**ASSIGNMENT**
Every entry below should be printed exactly, without its images.

**RECORDS FOR PROCESSING**

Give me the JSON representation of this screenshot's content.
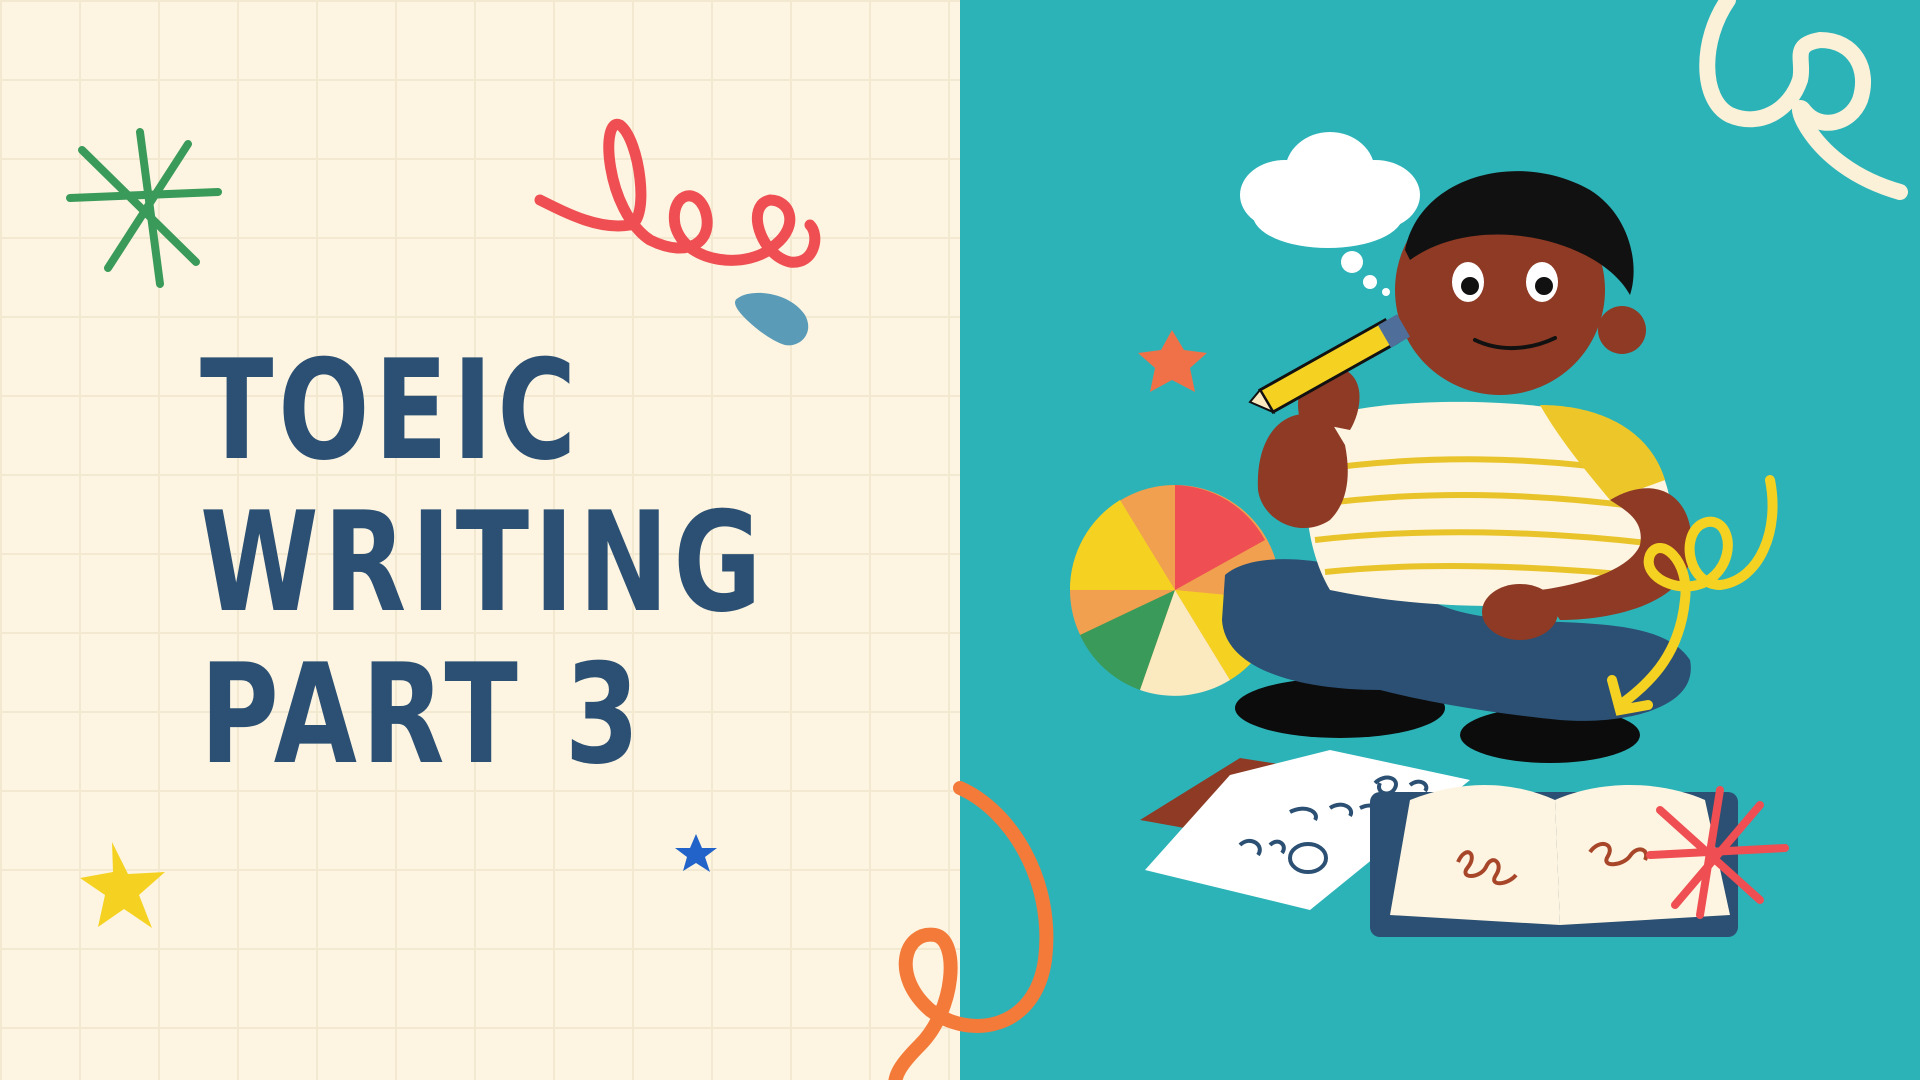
{
  "slide": {
    "title_lines": [
      "TOEIC",
      "WRITING",
      "PART 3"
    ]
  },
  "colors": {
    "left_background": "#fdf5e1",
    "right_background": "#2cb3b8",
    "title": "#2b5073"
  },
  "decorations": [
    "green-asterisk-icon",
    "red-swirl-icon",
    "blue-blob-icon",
    "yellow-star-icon",
    "blue-star-icon",
    "orange-swirl-icon",
    "cream-swirl-icon",
    "orange-star-icon",
    "yellow-swirl-arrow-icon",
    "red-asterisk-icon"
  ],
  "illustration": "child-thinking-illustration"
}
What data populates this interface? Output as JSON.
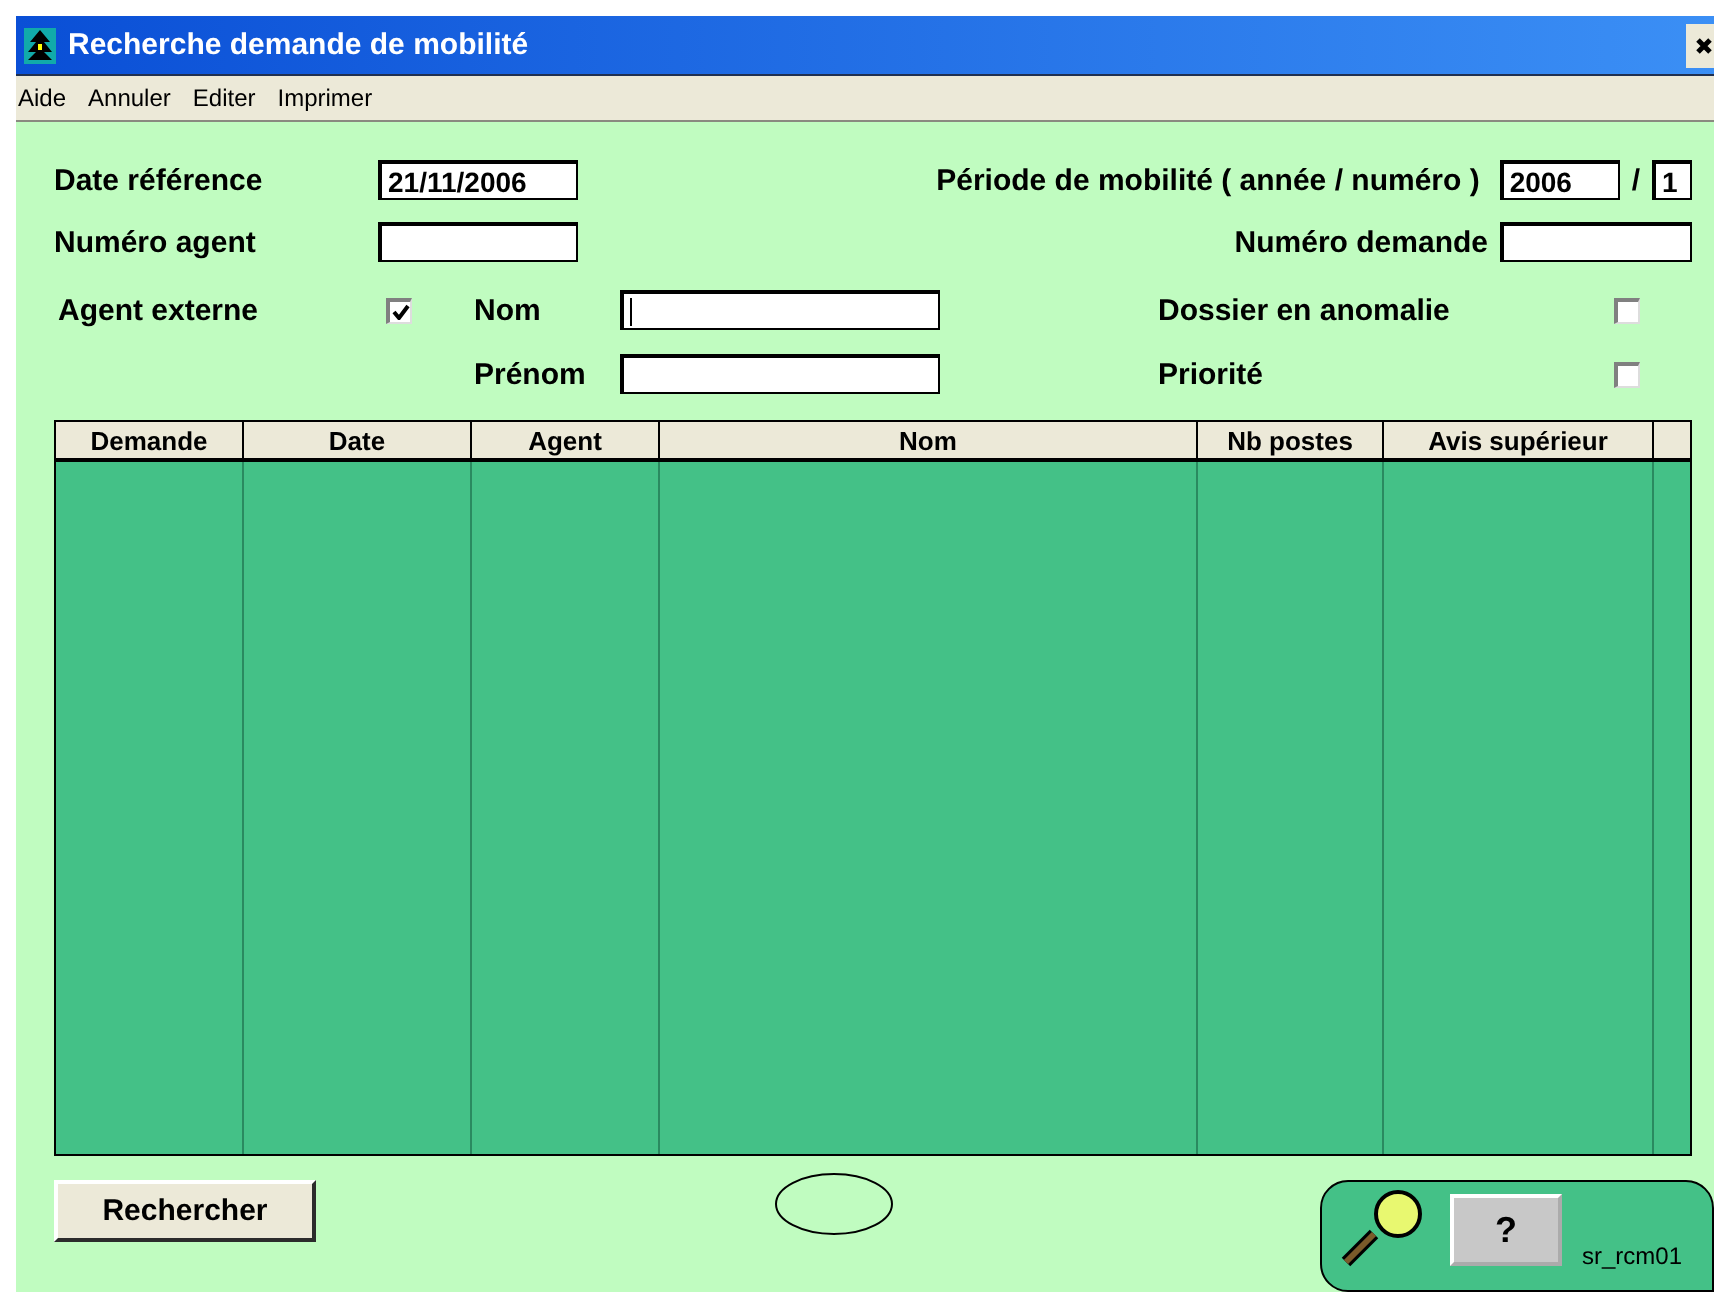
{
  "window": {
    "title": "Recherche demande de mobilité"
  },
  "menu": [
    "Aide",
    "Annuler",
    "Editer",
    "Imprimer"
  ],
  "form": {
    "date_reference": {
      "label": "Date référence",
      "value": "21/11/2006"
    },
    "periode": {
      "label": "Période de mobilité ( année / numéro )",
      "year": "2006",
      "separator": "/",
      "number": "1"
    },
    "numero_agent": {
      "label": "Numéro agent"
    },
    "numero_demande": {
      "label": "Numéro demande"
    },
    "agent_externe": {
      "label": "Agent externe",
      "checked": true
    },
    "nom": {
      "label": "Nom",
      "focused": true
    },
    "prenom": {
      "label": "Prénom"
    },
    "dossier_anomalie": {
      "label": "Dossier en anomalie",
      "checked": false
    },
    "priorite": {
      "label": "Priorité",
      "checked": false
    }
  },
  "table": {
    "columns": [
      "Demande",
      "Date",
      "Agent",
      "Nom",
      "Nb postes",
      "Avis supérieur"
    ]
  },
  "footer": {
    "search_button": "Rechercher",
    "help_button": "?",
    "code": "sr_rcm01"
  }
}
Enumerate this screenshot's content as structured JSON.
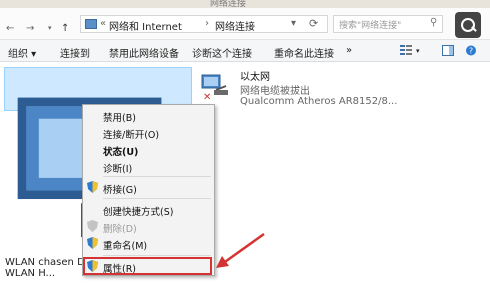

**YOUR RESPONSE**
Give me the JSON representation of this screenshot's content.
{
  "slide": {
    "title_lines": [
      "TOEIC",
      "WRITING",
      "PART 3"
    ]
  },
  "colors": {
    "left_background": "#fdf5e1",
    "right_background": "#2cb3b8",
    "title": "#2b5073"
  },
  "decorations": [
    "green-asterisk-icon",
    "red-swirl-icon",
    "blue-blob-icon",
    "yellow-star-icon",
    "blue-star-icon",
    "orange-swirl-icon",
    "cream-swirl-icon",
    "orange-star-icon",
    "yellow-swirl-arrow-icon",
    "red-asterisk-icon"
  ],
  "illustration": "child-thinking-illustration"
}
What data populates this interface? Output as JSON.
{
  "window": {
    "title": "Recherche demande de mobilité"
  },
  "menu": [
    "Aide",
    "Annuler",
    "Editer",
    "Imprimer"
  ],
  "form": {
    "date_reference": {
      "label": "Date référence",
      "value": "21/11/2006"
    },
    "periode": {
      "label": "Période de mobilité ( année / numéro )",
      "year": "2006",
      "separator": "/",
      "number": "1"
    },
    "numero_agent": {
      "label": "Numéro agent"
    },
    "numero_demande": {
      "label": "Numéro demande"
    },
    "agent_externe": {
      "label": "Agent externe",
      "checked": true
    },
    "nom": {
      "label": "Nom",
      "focused": true
    },
    "prenom": {
      "label": "Prénom"
    },
    "dossier_anomalie": {
      "label": "Dossier en anomalie",
      "checked": false
    },
    "priorite": {
      "label": "Priorité",
      "checked": false
    }
  },
  "table": {
    "columns": [
      "Demande",
      "Date",
      "Agent",
      "Nom",
      "Nb postes",
      "Avis supérieur"
    ]
  },
  "footer": {
    "search_button": "Rechercher",
    "help_button": "?",
    "code": "sr_rcm01"
  }
}
Enumerate this screenshot's content as structured JSON.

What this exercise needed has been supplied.